The mammoth chunk of ice, which measures 12 miles long and five miles wide, was spotted floating surprisingly close to the mainland by scientists at the Australian Antarctic Division (ADD).
Known as B17B, it is currently drifting 1,000 miles from Australia's west coast and is moving gradually north with the ocean current and prevailing wind.
Dr Neal Young, a glaciologist working for the ADD, said that if the iceberg eventually reached Australia waters, it would crash into the continental shelf causing a magnitude three to to four tremor.
However, Dr Young said the iceberg was unlikely to hit the Australian mainland. If it continued on its path north, it would eventually break up into hundreds of smaller icebergs, he said.
"As the waters warm, the iceberg will thin out, so it is not going to get to Australia, the further north it goes, the more it break up," he said.
The smaller icebergs created when the larger berg broke up could become shipping hazards if they float closer to shore.
Dr Young said an iceberg the size of B17B had not been seen so far north since the days when 19th century clipper ships plied the trade route between Britain and Australia.
"Icebergs do come from time to time and they can be very big, but it can be a long time before we spot one - so it's really a once-in-a-lifetime sighting."
Originally three times its current size, the iceberg broke off Antarctica's Ross Ice Shelf in 2000 along with several others.
B17B has since travelled thousands of miles and a third of the way around Antarctica thanks to ocean currents and winds.
It stayed completely still in one spot for about five years, but is now on the move again.
Dr Young originally spotted the iceberg using satellite images from Nasa and the European Space Agency.
It has an area equating to 87 square miles - roughly double the size of Sydney Harbour.
Several large icebergs have been sighted off Australia and New Zealand in recent weeks, but none rival B17B in size.
Last month a giant iceberg the length of seven football pitches was spotted off Australia's Macquarie Island, about 930 miles southeast of Tasmania.
Dr Young said sightings of large icebergs could become more frequent if sea temperatures rise through global warming.
Icebergs are formed as the ice shelf develops. Snow falls on the ice sheet and forms more ice, which flows to the edges, onto the floating ice shelves.

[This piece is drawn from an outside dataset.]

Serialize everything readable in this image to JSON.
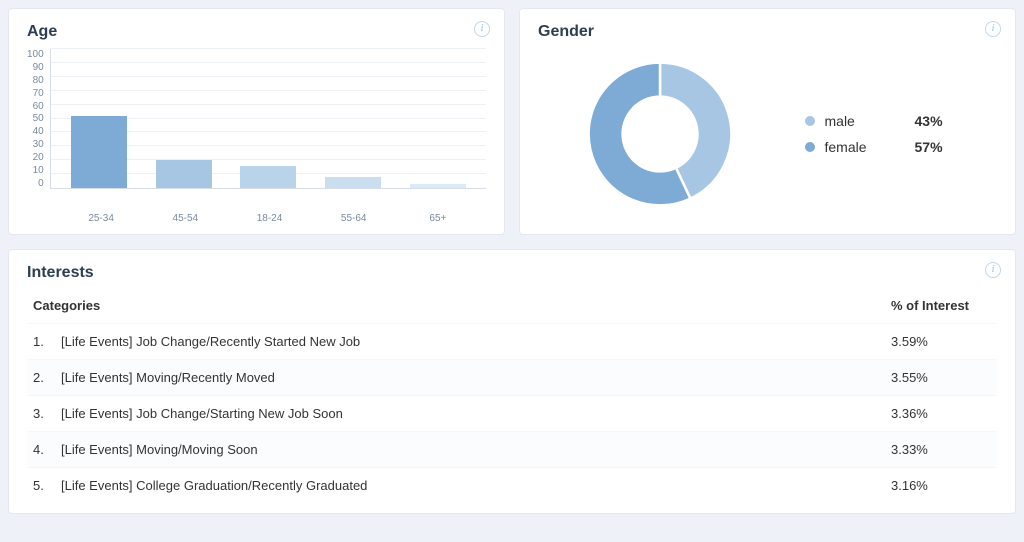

Eventually, pieces around the edge break off.
Also see: Man-made climate change atheists: COP15 is political church, not scientific
Last updated 14/12/2009